Originally the district of Roundhay formed the westernmost portion of the parish of Barwick, to which it was joined by a narrow neck like an animal's head to its body. It was, and still is, in the Diocese of Ripon, the Archdeaconry of Ripon and the Rural Deanery of Whitkirk, In l923 the institution and induction of the Rev. T. Noel Pearson as Vicar of Roundhay St. John's instead of perpetual curate suggested that Roundhay had become a separate parish but, in fact, the church has never been assigned a district.
The Rector of Barwick drew tithe from Roundhay as from the rest of his parish until 1806 when the owners of Roundhay (Mr. Thomas Nicholson and Mr. Samuel Elam), being anxious to free their estate from tithe, bought certain lands in Barwick from Sir William Mordaunt Miller, and with the consent of the Arcbishop of York and the Chancellor of the Duchy, exchanged them with the Rector for his Roundhay tithes. From 1852 to 1941 there was a rent charge on the income of the Rectory for an annual payment of £100 to the incumbent of Roundhay. Then certain shares were handed over to the church Commissioners, the interest on which still form part of the stipend of the incumbent of Roundhay.
Until 1808, Roundhay appears to nave been almost terra incognita. The thick forest of "Gibton" was a natural barrier from Leeds on the south-west, and only by devious bridle and wretched cart tracks could the few tenant farmers who occupied the sparse holdings in the district get their produce to the Leeds Market. In 1808 an Act was obtained for making a road "from Sheepscar to Roundhay Bridge1". Later this joined the Leeds-Collingham Trust Road to Wetherby2.
If the ways were long and weary from Roundhay to Leeds, they were worse to the mother Church at Barwick, where the infant had to be carried for the first office of the church, and the dead for the last. A late "oldest inhabitant" of Roundhay was said to relate the perils he once encountered in crossing the "ford" in a cart which carried his late master's body to Barwick. He was accompanied by his late master's daughter whom he consoled on the weary way, so beguiling her that she promised to become his wife long before they reached the church.

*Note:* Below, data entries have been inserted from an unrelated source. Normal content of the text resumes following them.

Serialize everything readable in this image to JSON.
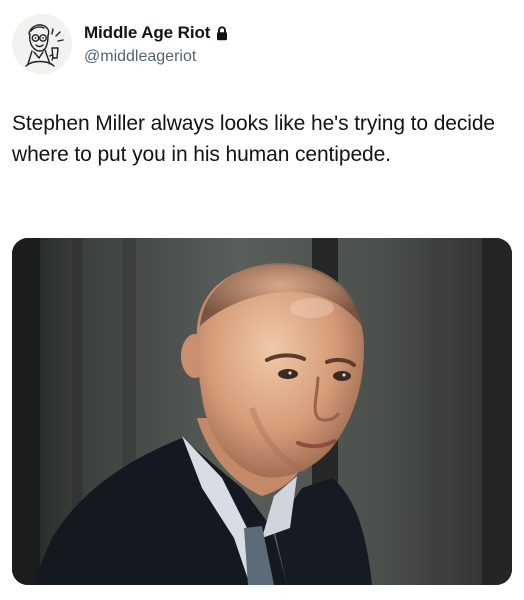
{
  "tweet": {
    "author": {
      "display_name": "Middle Age Riot",
      "handle": "@middleageriot",
      "protected": true,
      "avatar_icon": "avatar-man-with-drink-illustration",
      "badge_icon": "lock-icon"
    },
    "text": "Stephen Miller always looks like he's trying to decide where to put you in his human centipede.",
    "media": {
      "type": "photo",
      "subject": "photo-man-in-suit"
    }
  },
  "colors": {
    "text_primary": "#0f1419",
    "text_secondary": "#536471",
    "background": "#ffffff"
  }
}
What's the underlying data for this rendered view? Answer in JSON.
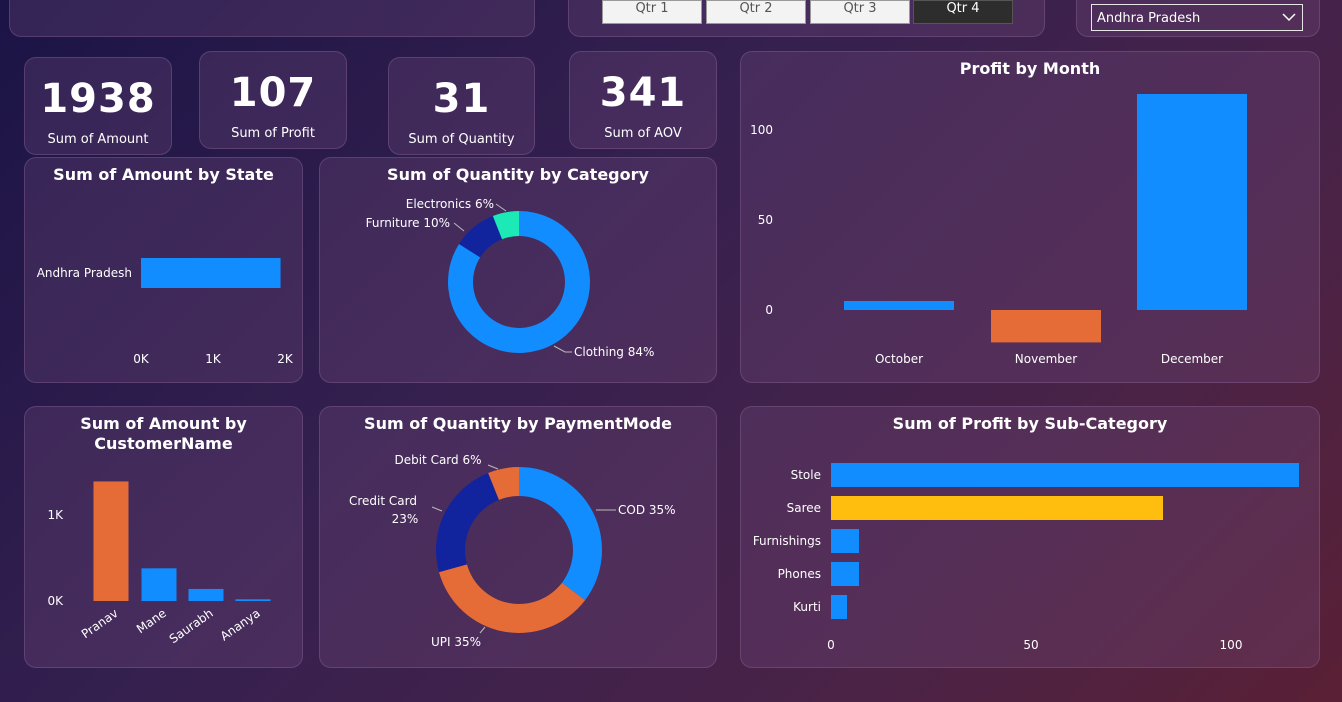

In 1810, after the making of the road from Sheepscar to Roundhay, Mr. Elam's property was sold by auction at the "White Rose Tavern". The sale was speedily followed by the erection of some handsome houses on the different sites purchased - Oakwood Hall, Springwood (now Fraser House), The Grange, The Grove, Elm Close, Ladywell, North Hill (originally built by Stephen Nicholson and now demolished to make way for North Hill Close), and others.
But these houses were few in an area which extended to Shadwell in the north and embraced Low Gipton, Gledhow and parts of Seacroft. However, the population rose from 84 in l801 to 186 in 1822, when Roundhay "still retained an air of the seat of ancient nobility" and was "Chiefly in the possession of families of opulence connected with the town of Leeds." With this growth the need for a church became apparent. As early as 1818 it was rumoured that a church at Roundhay was in contemplation but not until the scheme for government aid for church extension in Leeds had begun to take shape in 1823 was it clear again that Roundhay was to have that church. At that time it was probably too thinly populated to qualify for a grant and it was not found necessary even to apply to the Church Building Society for aid. Already in May 1821 it had been announced that the Rector of Barwick had promised to assign £200 per annum of his stipend as an endowment for a minister at Roundhay if a church were provided.3 In that year, Mr. Thomas Nicholson of Roundhay park died, but he bequeathed property to meet the expense of erecting a church in Roundhay.
1. Situated about the entrance to the present car park of the swimming